Shopping, though a relatively modern phenomenon, has a history and has evolved over the times. In ancient times, there was no concept of money. People took goods that they had produced themselves to barter for other things. Fairs and markets were in operation from early times but few and far between. People would shop for goods at a weekly market in the towns near their homes.
Subsequently, shops began to be permanently established and soon became specialised, e.g. a newsagent, a pharmacy, a greengrocer and so on. Customers would be served by the shopkeeper, who would retrieve all the goods on their list. Eventually the facility of home delivery was added.
Then department stores and supermarkets appeared. The whole array of items on sale emerged from the dark and dingy storerooms and found them being displayed along with shelves full of other merchandise. The customers could now see the choices of products that were available to them, arranged systematically into various departments. Dressing up the display window became an art to lure the customers.
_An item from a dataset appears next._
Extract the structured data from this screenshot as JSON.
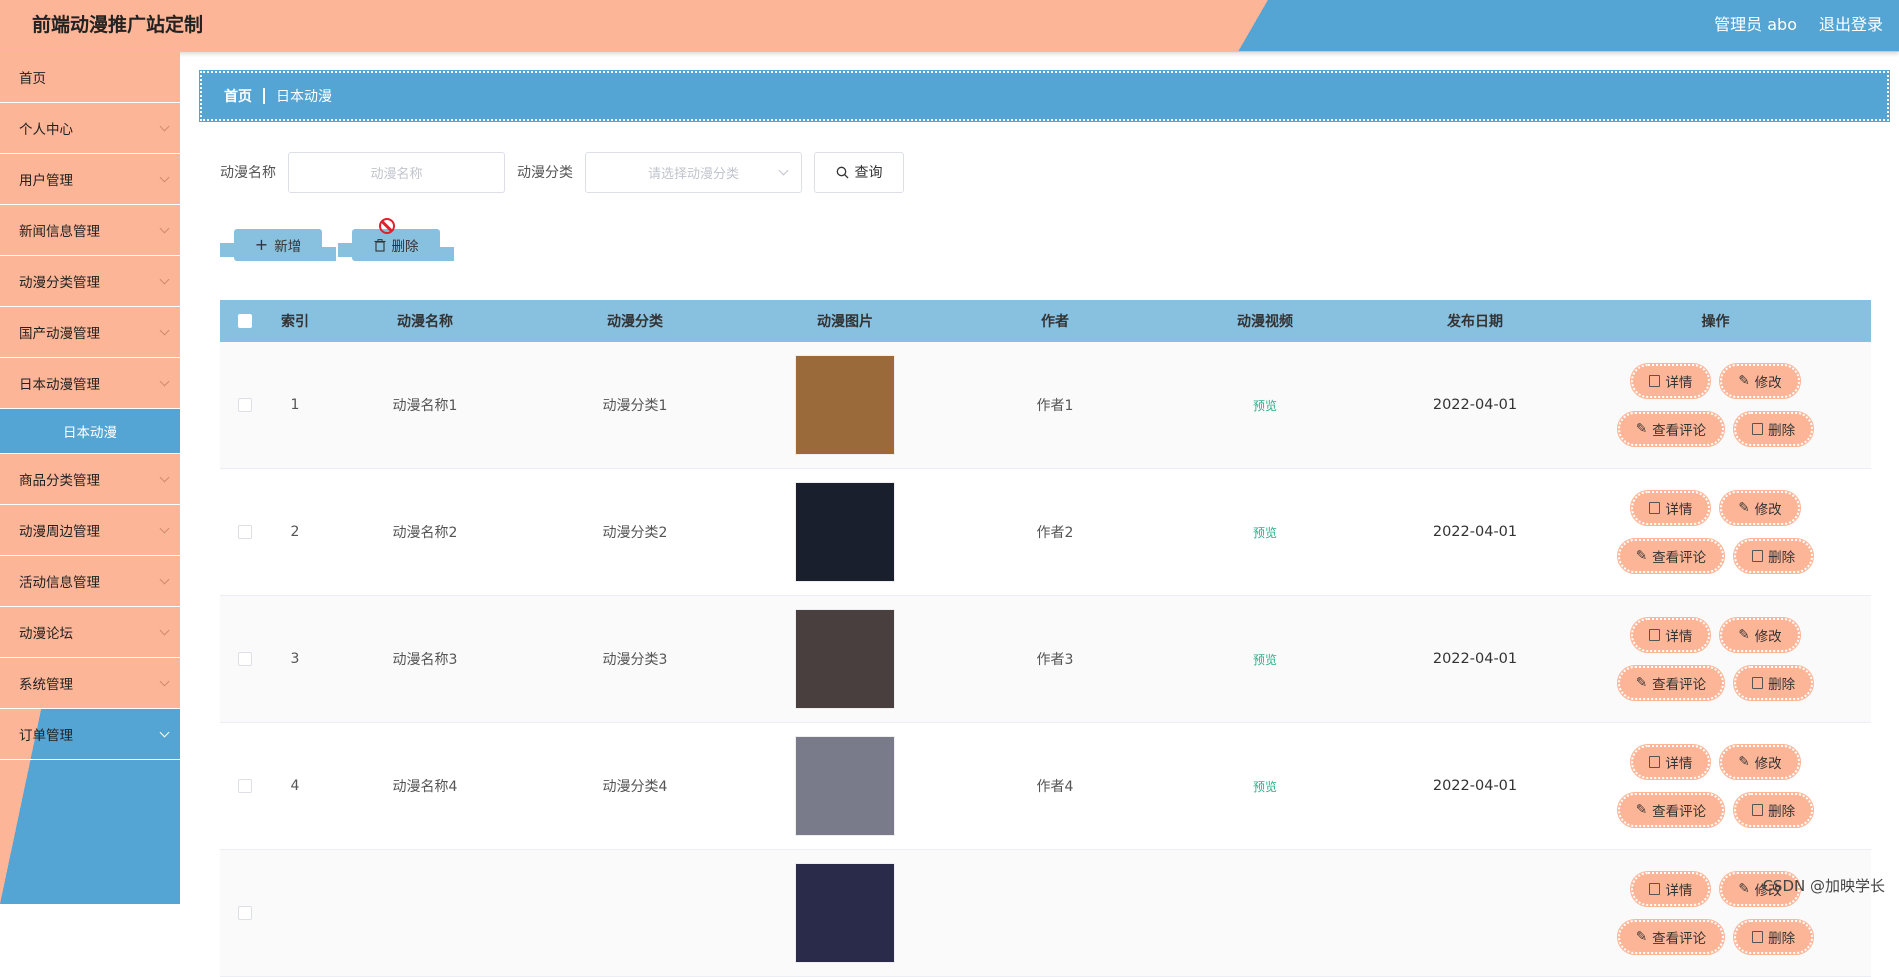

Large malls came into the picture which often housed these department stores along with other retail outlets.
Although grand and imposing malls have become a common enough sight in most metropolitan cities, there are many famous malls around the world and each with its own call to fame. The creative brains behind these shopping malls continue to come up with more and more innovative ideas to attract customers. If it’s not a food court serving cuisine from all over the world, then it is a movie theatre, a bowling alley, an aquarium or even an indoor amusement park. As far as department stores are concerned who hasn’t heard of Harrods, Debenhams in the U.K. or Bloomingdale, JC Penney or Wal-Mart in the U.S.A.? Even in India, Reliance and Big Bazar have become big names in the department store business.
The latest trend is shopping on the internet. You can order anything you want from books to fresh flowers and have it delivered to the comfort of your own home. Although this sector caters mainly to the class of consumers that have access to the internet and have a bank account and credit cards etc., it has caught on quite fast as it eradicates the need for going out and dealing with a shopkeeper. A disadvantage of shopping online is that you cannot assess the features of the product as you can’t touch, smell, or try on the product you want to buy.
Shopping is no longer an inconvenient chore and has moved into the domain of leisure. If you are learning a new language, you will probably be learning shopping vocabulary right at the start. This love for shopping has led to the emergence of terms such as ‘window shopping’, ‘retail therapy’, ‘shopaholic’ and even ‘bargaining’.
Shopkeepers will stop at nothing, really, when they want their wares sold. Some are such overenthusiastic salespersons that they don’t even let you get down to asking the price of what you have selected because they are too busy giving you a free tour of the variety available in their shop. I am sure a lot of people can vouch for this when they remember their experiences going shopping for saris etc. Who can point out one vegetable seller who won’t name at least five other vegetables in his stock besides the ones you have already bought and are read to pay for? Even though self-service shops seem to have sprung up everywhere in India, we can still never forget the salesmanship of Indian shopkeepers.
On the other hand, there are some shopkeepers who are so confident of the value of their wares that they leave you to fend for yourself in their shop while they sleepily catch up on the happenings of the day in the newspaper. Some hire assistants, young girls and boys looking for quick money who probably don’t know anything about what they are selling. Then there are the ones who change their prices according to whether you are a local or a foreigner.
Even though everyone might enjoy getting all their shopping delivered to their home, it could never really replace the joy of going in person to the mall to hang out with friends, of trying out all the shoes and dresses available in the shop, or just to catch up on your window shopping. For some it is a form of therapy to drown their blues. For others, it is just a way to bug the shopkeeper. The customer from hell might make the shopkeeper dole out everything he has, criticize it to shreds and then leave without spending a single penny saying that the stuff in the neighbouring shop is much better.